Wild Dogs and Kinship Bonds


Wild dogs and early man had a similar evolutionary beginning, neither had the equipment to survive on their own, so they formed close kinship bonds. They nurture these bonds, when one of them is sick they will hunt and eat, then carry the food back to the injured animal. If there are new-born pups at the den, which happens for several months of the year, they will take food back to the Alpha female/ Mom or babysitter who is taking care of the pups. When they wake-up with the sunrise, or stretch after an afternoon nap, they always greet each other. Greeting behavior is common to many animals with social behavior, not only the Painted Hunting Dogs.

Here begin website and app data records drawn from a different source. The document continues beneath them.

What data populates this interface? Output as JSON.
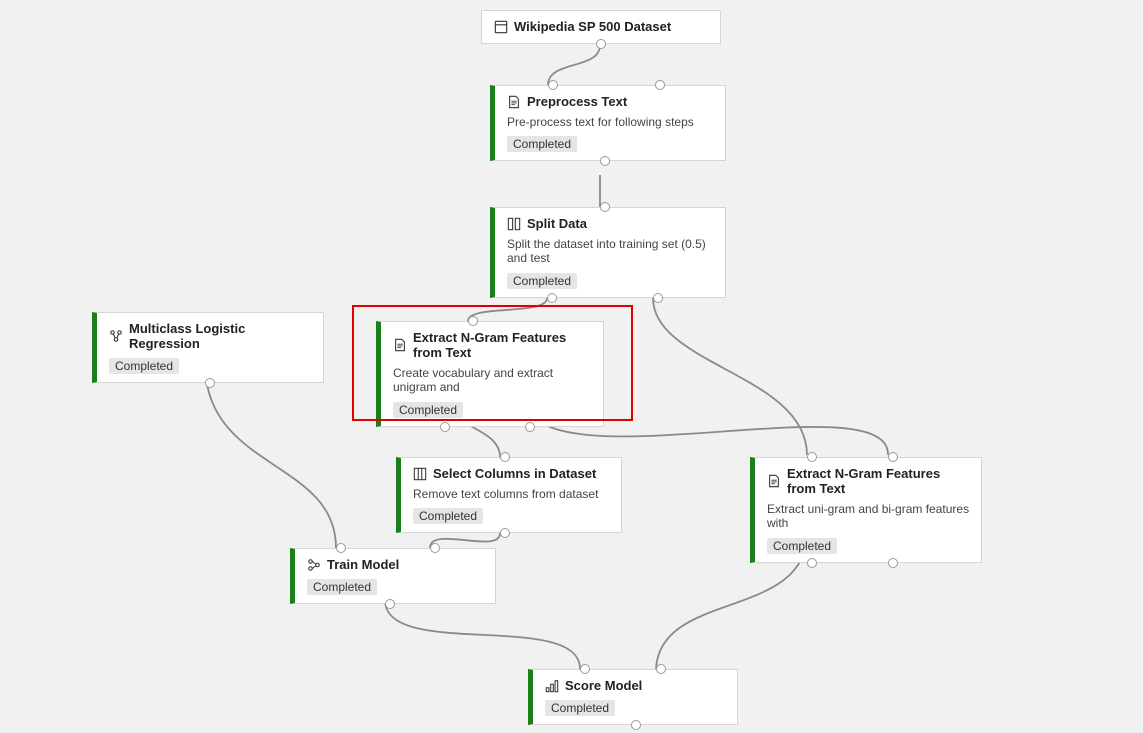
{
  "nodes": {
    "dataset": {
      "title": "Wikipedia SP 500 Dataset"
    },
    "preprocess": {
      "title": "Preprocess Text",
      "desc": "Pre-process text for following steps",
      "status": "Completed"
    },
    "split": {
      "title": "Split Data",
      "desc": "Split the dataset into training set (0.5) and test",
      "status": "Completed"
    },
    "logreg": {
      "title": "Multiclass Logistic Regression",
      "status": "Completed"
    },
    "ngram1": {
      "title": "Extract N-Gram Features from Text",
      "desc": "Create vocabulary and extract unigram and",
      "status": "Completed"
    },
    "select": {
      "title": "Select Columns in Dataset",
      "desc": "Remove text columns from dataset",
      "status": "Completed"
    },
    "ngram2": {
      "title": "Extract N-Gram Features from Text",
      "desc": "Extract uni-gram and bi-gram features with",
      "status": "Completed"
    },
    "train": {
      "title": "Train Model",
      "status": "Completed"
    },
    "score": {
      "title": "Score Model",
      "status": "Completed"
    }
  }
}
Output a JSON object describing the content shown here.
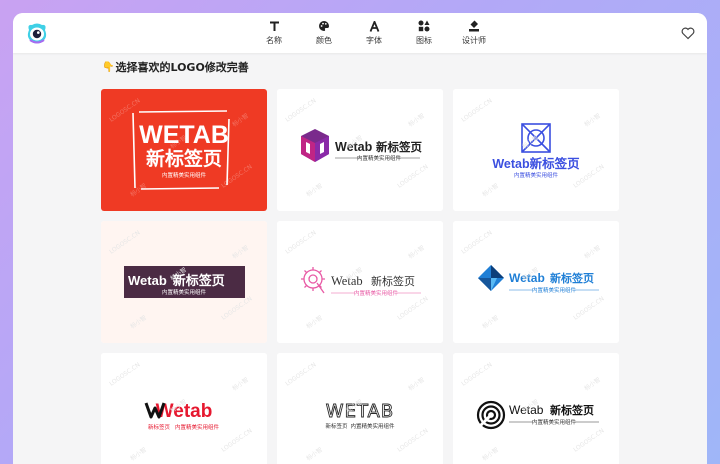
{
  "nav": [
    {
      "label": "名称",
      "icon": "text-icon"
    },
    {
      "label": "颜色",
      "icon": "palette-icon"
    },
    {
      "label": "字体",
      "icon": "font-icon"
    },
    {
      "label": "图标",
      "icon": "shapes-icon"
    },
    {
      "label": "设计师",
      "icon": "designer-icon"
    }
  ],
  "heading": {
    "emoji": "👇",
    "text": "选择喜欢的LOGO修改完善"
  },
  "watermark": {
    "site": "LOGOSC.CN",
    "mark": "标小智"
  },
  "cards": [
    {
      "name": "WETAB",
      "cn": "新标签页",
      "slogan": "内置精美实用组件",
      "bg": "#ef3a24"
    },
    {
      "name": "Wetab",
      "cn": "新标签页",
      "slogan": "内置精美实用组件",
      "bg": "#ffffff"
    },
    {
      "name": "Wetab",
      "cn": "新标签页",
      "slogan": "内置精美实用组件",
      "bg": "#ffffff"
    },
    {
      "name": "Wetab",
      "cn": "新标签页",
      "slogan": "内置精美实用组件",
      "bg": "#fff5f1"
    },
    {
      "name": "Wetab",
      "cn": "新标签页",
      "slogan": "内置精美实用组件",
      "bg": "#ffffff"
    },
    {
      "name": "Wetab",
      "cn": "新标签页",
      "slogan": "内置精美实用组件",
      "bg": "#ffffff"
    },
    {
      "name": "Wetab",
      "cn": "新标签页",
      "slogan": "内置精美实用组件",
      "bg": "#ffffff"
    },
    {
      "name": "WETAB",
      "cn": "新标签页",
      "slogan": "内置精美实用组件",
      "bg": "#ffffff"
    },
    {
      "name": "Wetab",
      "cn": "新标签页",
      "slogan": "内置精美实用组件",
      "bg": "#ffffff"
    }
  ]
}
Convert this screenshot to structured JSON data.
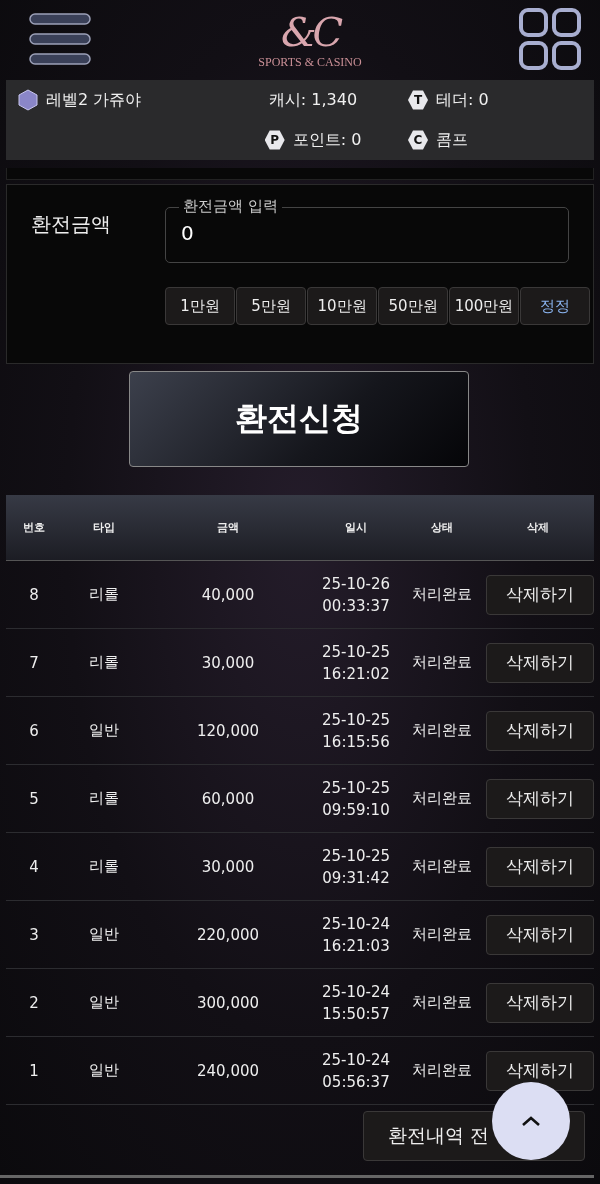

We live in a society where self-sufficiency and independence is of great value, over and above nurturing the kinship bonds we share between us as families, communities or social or religious groups. When someone returns home they aren't joyously 'helloed' like we observe in vociferous wild dogs, or trumpeting elephant greetings, in meerkat cuddles or dolphin nudgings. Someone is on the phone, another family member cooking and a third slouches in front of the TV. The returning family member slips in initially unnoticed. Somehow, when someone is there at the door to welcome us the whole experience of feeling wanted and having a sense of belonging in that place is very different.

So, I am sending you greetings and an invitation to greet me back if there is anything you would like to express. I look forward to telling you more about the Painted Hunting Dogs next time….